‘As has never happened before, the rank and file of the UNT had rebelled and called themselves together for an Emergency National Plenary. The auditorium of the Caracas Trade Union building was not big unions to hold the 800 union leaders affiliated to the 23 regional federations of the UNT…According to the registration figures, the participants represented more than 450 organisations, in the petroleum sector, transport, public administration, iron and steel, teachers and educational workers, health, the private secor. In emotive interventions, the comrades denounced the bureaucratic role played by a nucleus of pseudo leaders of the federation. Marcos GAracia was emphatic that Franklyn Rondon, a member of the national coordination of the UNT, was stealing the democracy of the sector of employers in public administration and was an obstacle to negotiating a contract for that sector. Jose Melendez from Guayana , leaders of the classist and revolutionary sector of the workers in Sidor, denounced the pro-boss role played by Ramon Achuca in favour of the Amazonia consortium and the Sidor bosses against the workers’
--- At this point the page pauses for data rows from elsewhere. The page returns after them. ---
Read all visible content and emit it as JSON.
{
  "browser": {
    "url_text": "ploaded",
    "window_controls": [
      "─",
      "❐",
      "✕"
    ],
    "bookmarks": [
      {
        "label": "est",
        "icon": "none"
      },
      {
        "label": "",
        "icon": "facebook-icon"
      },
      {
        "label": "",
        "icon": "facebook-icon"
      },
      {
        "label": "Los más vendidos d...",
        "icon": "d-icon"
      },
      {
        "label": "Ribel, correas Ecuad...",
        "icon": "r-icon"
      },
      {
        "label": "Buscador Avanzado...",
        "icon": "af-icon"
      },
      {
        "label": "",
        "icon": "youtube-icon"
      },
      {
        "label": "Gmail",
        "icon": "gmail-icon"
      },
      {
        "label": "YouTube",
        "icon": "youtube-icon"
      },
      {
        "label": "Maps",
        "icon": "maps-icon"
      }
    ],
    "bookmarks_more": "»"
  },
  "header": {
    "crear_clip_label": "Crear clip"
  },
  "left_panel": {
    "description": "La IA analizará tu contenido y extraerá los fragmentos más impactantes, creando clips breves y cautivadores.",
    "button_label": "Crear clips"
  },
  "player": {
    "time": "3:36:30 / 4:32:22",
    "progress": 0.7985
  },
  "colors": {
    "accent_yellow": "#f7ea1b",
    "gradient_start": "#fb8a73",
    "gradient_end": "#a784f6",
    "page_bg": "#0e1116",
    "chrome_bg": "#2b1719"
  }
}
Similar calls came from the workers of the petroleum and petrochemical sectors, public transport, construction, and the regional federations of Carabobo, Tachira, Monagas and Amazonas.
‘Many of the leaders joined the call for a congress and elections. Their interventions also stressed the bureaucratic and corrupt role that was played by many functionaries of the national government and he anti-worker policies that supposedly revolutionary governors and mayors were developing.
‘In concluding the event, Orlando Chirino promised to respect the democratic decisions of the rank and file and to give battle against the union bureaucracy and achieve the total political and organisational independence of the federation so as to lead the struggle of the Venezuelan workers. He categorically asserted that no leader of the UNT could fulfil the role of government and of workers leader.
Finally he indicated that his desire to make concrete front of struggle with the peasant and popular sectors as demanded by the resolution adopted by the majority of the union representatives
Elections in Sidor.
(by Jose Melendez from El Socialista (of MST Argentina)
The workers of Sidor developed a ‘crusade for unity and democracy’ lasting 40 continuous hours. I this unprecedented event. Eight groups within the transnational enterprise, left behind their divisions and set out to realise elections to select the 11 best candidates for the list Unity and Revolution to confront the union bureaucracy led by Ramon Machuca.
“At 6am on 13 September, around 100 activists took on the task of going round the plant and developing the democratic consultation and replying to the multiple questions that the workers had.
‘The workers ended up supporting this unprecedented democratic process in an enterprise which for 25 year had been under the hegemony of Accion Democratic (the old social democratic party) and for 14 years had been led by Ramon Machuca’
–The one with most votes was Jose Melendez, a member of the leadership of the PRS.